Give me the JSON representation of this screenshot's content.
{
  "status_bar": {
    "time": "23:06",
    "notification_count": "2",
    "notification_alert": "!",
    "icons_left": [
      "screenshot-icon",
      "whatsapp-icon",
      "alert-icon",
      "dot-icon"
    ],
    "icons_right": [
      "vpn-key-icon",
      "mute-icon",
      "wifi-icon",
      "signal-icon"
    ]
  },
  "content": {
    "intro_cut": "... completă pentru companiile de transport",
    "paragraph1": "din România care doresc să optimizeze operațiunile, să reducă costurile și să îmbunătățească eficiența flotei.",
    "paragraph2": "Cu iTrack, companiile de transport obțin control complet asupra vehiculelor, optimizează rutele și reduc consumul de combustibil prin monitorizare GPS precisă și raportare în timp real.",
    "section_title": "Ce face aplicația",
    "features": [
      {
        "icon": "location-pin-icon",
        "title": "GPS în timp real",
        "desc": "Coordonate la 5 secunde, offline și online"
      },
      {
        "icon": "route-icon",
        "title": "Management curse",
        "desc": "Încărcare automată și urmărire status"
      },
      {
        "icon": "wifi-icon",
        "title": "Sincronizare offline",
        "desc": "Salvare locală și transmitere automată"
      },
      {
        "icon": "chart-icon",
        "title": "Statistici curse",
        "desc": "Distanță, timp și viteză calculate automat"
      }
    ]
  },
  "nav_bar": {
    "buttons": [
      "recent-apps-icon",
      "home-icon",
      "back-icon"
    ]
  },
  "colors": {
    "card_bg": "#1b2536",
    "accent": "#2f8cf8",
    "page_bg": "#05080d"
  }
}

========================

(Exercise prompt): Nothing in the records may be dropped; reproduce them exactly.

(Solution to this problem):
Give me the JSON representation of this screenshot's content.
{
  "status_bar": {
    "time": "23:06",
    "notification_count": "2",
    "notification_alert": "!",
    "icons_left": [
      "screenshot-icon",
      "whatsapp-icon",
      "alert-icon",
      "dot-icon"
    ],
    "icons_right": [
      "vpn-key-icon",
      "mute-icon",
      "wifi-icon",
      "signal-icon"
    ]
  },
  "content": {
    "intro_cut": "... completă pentru companiile de transport",
    "paragraph1": "din România care doresc să optimizeze operațiunile, să reducă costurile și să îmbunătățească eficiența flotei.",
    "paragraph2": "Cu iTrack, companiile de transport obțin control complet asupra vehiculelor, optimizează rutele și reduc consumul de combustibil prin monitorizare GPS precisă și raportare în timp real.",
    "section_title": "Ce face aplicația",
    "features": [
      {
        "icon": "location-pin-icon",
        "title": "GPS în timp real",
        "desc": "Coordonate la 5 secunde, offline și online"
      },
      {
        "icon": "route-icon",
        "title": "Management curse",
        "desc": "Încărcare automată și urmărire status"
      },
      {
        "icon": "wifi-icon",
        "title": "Sincronizare offline",
        "desc": "Salvare locală și transmitere automată"
      },
      {
        "icon": "chart-icon",
        "title": "Statistici curse",
        "desc": "Distanță, timp și viteză calculate automat"
      }
    ]
  },
  "nav_bar": {
    "buttons": [
      "recent-apps-icon",
      "home-icon",
      "back-icon"
    ]
  },
  "colors": {
    "card_bg": "#1b2536",
    "accent": "#2f8cf8",
    "page_bg": "#05080d"
  }
}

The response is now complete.